This Throwback Thursday, let’s take a look at some of the other high profile cases of studios incorrectly portraying people’s character and personas.

Titanic

Though the stars of the Titanic, the second highest grossing film worldwide of all time, are purported to be fictitious, many of the minor characters in the film were real people and historic figures. For the most part, the history of the film rings true; such accurate nuances as the lost binoculars and the way the ship sank are peppered throughout the film. One glaring, inflammatory mistake, though, is the death of William McMaster Murdoch, the ship’s first officer. The film shows Murdoch committing suicide, which, according to the accounts of several eye witnesses, did not happen. Murdoch is reported to have been freeing lifeboats and helping passengers into them until he was swept off the boat as it sunk. To apologize to Murdoch’s family, studio executives flew to his home town in Scotland and commemorated a plaque to his honor and memory.

 

The Social Network

Famously quoted as saying “The only thing they got right were the clothes on my back,” Mark Zuckerberg was less than thrilled with his salty portrayal in the film. Based on a loosely-fact based book written from Eduardo Saverin’s perspective, little of the end or source material is factual, and the production teams have admitted to highly editorializing the story to be more appealing to audiences.

 

Dream Girls

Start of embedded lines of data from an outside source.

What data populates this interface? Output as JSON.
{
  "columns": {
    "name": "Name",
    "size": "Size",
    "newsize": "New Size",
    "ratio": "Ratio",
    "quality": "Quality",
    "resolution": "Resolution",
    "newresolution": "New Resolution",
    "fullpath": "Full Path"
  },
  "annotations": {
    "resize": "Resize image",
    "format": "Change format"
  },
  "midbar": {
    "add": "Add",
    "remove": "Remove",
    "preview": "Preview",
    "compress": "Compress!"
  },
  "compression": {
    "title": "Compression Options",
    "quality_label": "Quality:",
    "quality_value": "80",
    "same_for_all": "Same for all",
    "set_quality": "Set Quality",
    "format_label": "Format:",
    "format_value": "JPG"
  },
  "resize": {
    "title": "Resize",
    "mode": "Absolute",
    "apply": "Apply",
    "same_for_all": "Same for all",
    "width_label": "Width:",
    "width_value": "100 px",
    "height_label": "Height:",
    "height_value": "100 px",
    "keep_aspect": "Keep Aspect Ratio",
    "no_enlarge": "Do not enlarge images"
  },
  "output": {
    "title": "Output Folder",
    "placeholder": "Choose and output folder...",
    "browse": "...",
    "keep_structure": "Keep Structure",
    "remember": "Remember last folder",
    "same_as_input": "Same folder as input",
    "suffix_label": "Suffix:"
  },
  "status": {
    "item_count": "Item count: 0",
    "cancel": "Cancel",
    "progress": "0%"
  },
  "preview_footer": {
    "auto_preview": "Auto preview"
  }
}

Berry Gordy, Jr., founder of Motown was happy to receive an apology for the portrayal of Motown’s early years in the Dream Girls film. Upon receiving the apology, Gordy Jr. said “I applaud DreamWorks and Paramount Pictures for doing their part, to clearly differentiate the fictional movie Dream Girls from the real Motown. I wish them all the best in the forthcoming Academy Awards.”

 

Cover Photo Source:  Ian S via Creative Commons

Mary is an Assistant Account Executive at SJG. She earned her BA in Communication from the University of Evansville in 2013. In her spare time, when she’s not engulfing novels in a coffee shop, Mary feels most at home celebrating life and love with her family and friends, and visiting the streets of Paris in her dreams.